Provided entries: Begin

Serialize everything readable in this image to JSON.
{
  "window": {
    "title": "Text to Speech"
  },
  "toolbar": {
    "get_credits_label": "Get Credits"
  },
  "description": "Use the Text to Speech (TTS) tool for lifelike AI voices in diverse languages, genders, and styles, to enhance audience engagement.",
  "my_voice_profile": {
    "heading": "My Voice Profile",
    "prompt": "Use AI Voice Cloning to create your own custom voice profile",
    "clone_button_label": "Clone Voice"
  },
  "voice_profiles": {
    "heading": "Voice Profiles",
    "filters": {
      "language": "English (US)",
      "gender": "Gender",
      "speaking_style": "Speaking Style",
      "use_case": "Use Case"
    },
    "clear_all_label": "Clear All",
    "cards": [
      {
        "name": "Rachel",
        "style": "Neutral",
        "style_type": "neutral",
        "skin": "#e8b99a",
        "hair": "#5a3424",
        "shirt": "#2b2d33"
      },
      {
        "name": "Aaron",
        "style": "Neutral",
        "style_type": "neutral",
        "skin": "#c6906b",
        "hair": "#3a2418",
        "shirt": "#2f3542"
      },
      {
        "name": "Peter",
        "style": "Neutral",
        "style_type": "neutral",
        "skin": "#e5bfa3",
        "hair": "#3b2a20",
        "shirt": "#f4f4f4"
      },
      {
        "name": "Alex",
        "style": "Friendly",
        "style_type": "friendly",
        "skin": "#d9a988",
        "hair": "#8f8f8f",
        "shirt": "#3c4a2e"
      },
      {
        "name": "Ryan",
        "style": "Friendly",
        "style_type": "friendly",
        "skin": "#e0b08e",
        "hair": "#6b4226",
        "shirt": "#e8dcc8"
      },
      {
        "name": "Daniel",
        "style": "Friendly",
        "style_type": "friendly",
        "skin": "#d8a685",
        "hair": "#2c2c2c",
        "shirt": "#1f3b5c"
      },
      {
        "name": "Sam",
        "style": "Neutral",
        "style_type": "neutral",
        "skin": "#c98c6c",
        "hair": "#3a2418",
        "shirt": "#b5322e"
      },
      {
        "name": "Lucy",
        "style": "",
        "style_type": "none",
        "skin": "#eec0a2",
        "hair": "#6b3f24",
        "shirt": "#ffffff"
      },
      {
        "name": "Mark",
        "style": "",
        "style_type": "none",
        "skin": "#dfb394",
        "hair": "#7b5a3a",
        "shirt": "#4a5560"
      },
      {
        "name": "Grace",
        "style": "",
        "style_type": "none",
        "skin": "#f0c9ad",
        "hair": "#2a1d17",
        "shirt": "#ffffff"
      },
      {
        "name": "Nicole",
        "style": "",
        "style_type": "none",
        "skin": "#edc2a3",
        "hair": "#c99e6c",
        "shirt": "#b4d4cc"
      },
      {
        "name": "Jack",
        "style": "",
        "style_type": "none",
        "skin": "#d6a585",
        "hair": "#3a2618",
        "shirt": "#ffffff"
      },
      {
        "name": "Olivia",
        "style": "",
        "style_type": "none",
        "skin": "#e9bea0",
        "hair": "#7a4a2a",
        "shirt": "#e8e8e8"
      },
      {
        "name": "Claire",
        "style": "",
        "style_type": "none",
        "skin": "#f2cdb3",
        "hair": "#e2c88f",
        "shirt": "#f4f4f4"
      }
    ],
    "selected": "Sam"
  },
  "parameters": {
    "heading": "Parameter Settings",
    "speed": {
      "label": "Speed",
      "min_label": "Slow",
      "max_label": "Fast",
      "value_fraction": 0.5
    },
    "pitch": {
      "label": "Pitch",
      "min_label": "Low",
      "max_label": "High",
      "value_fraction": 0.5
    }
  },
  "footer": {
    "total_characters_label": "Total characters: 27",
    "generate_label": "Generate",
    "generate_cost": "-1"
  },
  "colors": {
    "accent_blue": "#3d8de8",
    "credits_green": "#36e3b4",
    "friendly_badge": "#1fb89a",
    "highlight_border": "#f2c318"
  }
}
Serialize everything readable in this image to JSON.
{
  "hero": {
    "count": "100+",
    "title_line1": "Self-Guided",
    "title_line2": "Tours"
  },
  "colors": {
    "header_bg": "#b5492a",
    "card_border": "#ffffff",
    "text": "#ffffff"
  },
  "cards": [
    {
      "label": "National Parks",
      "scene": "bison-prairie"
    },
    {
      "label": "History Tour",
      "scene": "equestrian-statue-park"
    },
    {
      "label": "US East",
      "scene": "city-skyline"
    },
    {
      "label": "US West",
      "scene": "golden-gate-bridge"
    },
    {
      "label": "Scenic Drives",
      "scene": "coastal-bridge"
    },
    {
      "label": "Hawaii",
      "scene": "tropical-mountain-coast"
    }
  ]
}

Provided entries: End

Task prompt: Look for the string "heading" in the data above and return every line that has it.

Result below:
    "heading": "My Voice Profile",
    "heading": "Voice Profiles",
    "heading": "Parameter Settings",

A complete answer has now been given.